TASK BRIEF: Go through the entries below and report how many lines contain the string "heading". Nothing but the number is wanted.

[MATERIAL PROVIDED — start]

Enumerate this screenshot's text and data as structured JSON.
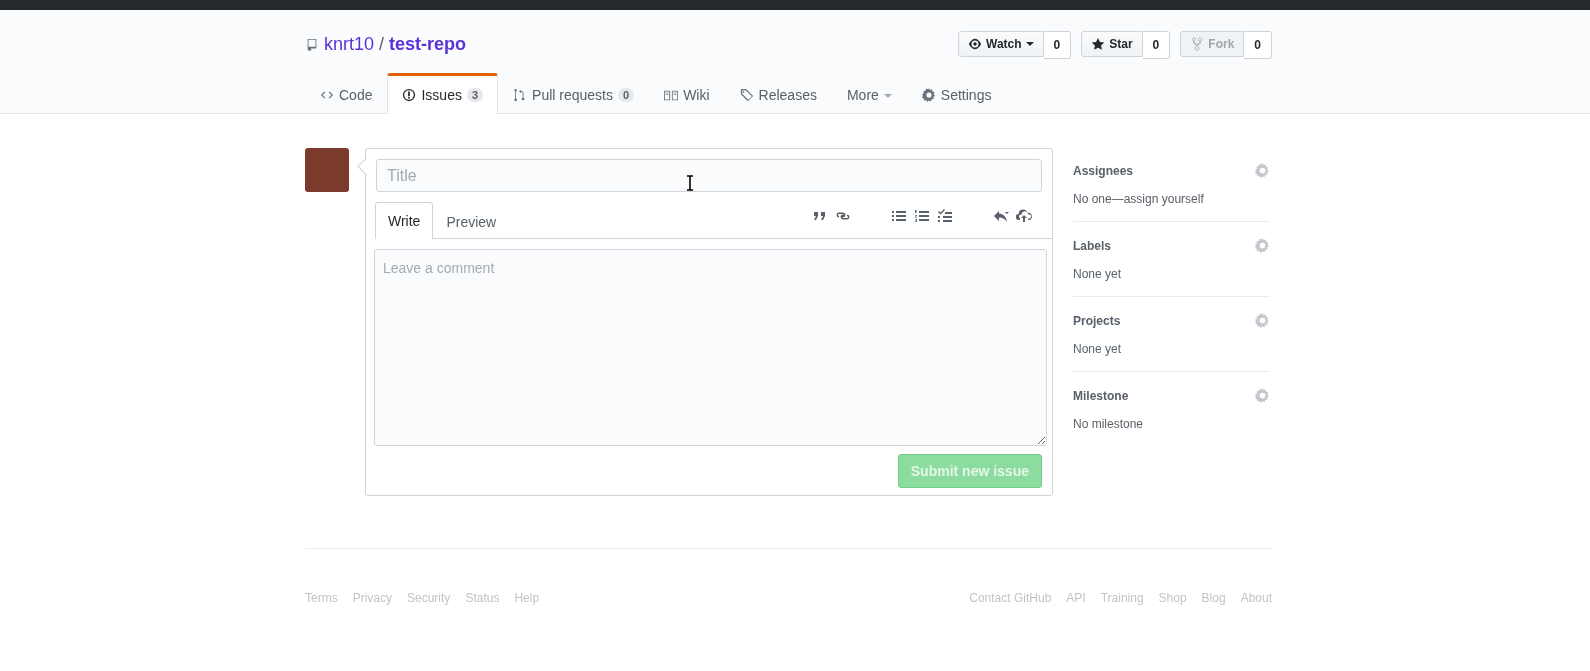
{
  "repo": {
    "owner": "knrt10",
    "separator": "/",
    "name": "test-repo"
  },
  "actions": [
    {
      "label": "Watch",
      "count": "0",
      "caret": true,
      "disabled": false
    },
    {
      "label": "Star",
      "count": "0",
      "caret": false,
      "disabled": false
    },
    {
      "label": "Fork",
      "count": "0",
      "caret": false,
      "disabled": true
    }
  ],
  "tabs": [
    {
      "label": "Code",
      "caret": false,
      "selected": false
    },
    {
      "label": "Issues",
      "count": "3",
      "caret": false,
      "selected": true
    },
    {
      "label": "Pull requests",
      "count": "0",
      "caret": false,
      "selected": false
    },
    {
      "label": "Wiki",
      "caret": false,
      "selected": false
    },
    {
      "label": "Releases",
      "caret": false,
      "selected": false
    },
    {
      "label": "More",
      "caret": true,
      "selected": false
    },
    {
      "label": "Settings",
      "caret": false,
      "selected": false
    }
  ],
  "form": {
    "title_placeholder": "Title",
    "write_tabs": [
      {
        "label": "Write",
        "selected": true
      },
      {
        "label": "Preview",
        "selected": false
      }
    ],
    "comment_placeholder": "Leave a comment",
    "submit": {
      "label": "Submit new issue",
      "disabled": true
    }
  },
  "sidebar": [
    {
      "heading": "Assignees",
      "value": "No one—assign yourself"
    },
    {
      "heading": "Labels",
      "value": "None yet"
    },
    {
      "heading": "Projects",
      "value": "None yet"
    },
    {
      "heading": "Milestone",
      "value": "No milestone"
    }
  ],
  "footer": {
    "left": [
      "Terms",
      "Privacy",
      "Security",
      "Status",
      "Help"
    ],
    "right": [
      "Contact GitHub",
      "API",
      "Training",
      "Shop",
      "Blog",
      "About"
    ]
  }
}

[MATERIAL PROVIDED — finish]

OUTPUT BELOW: 4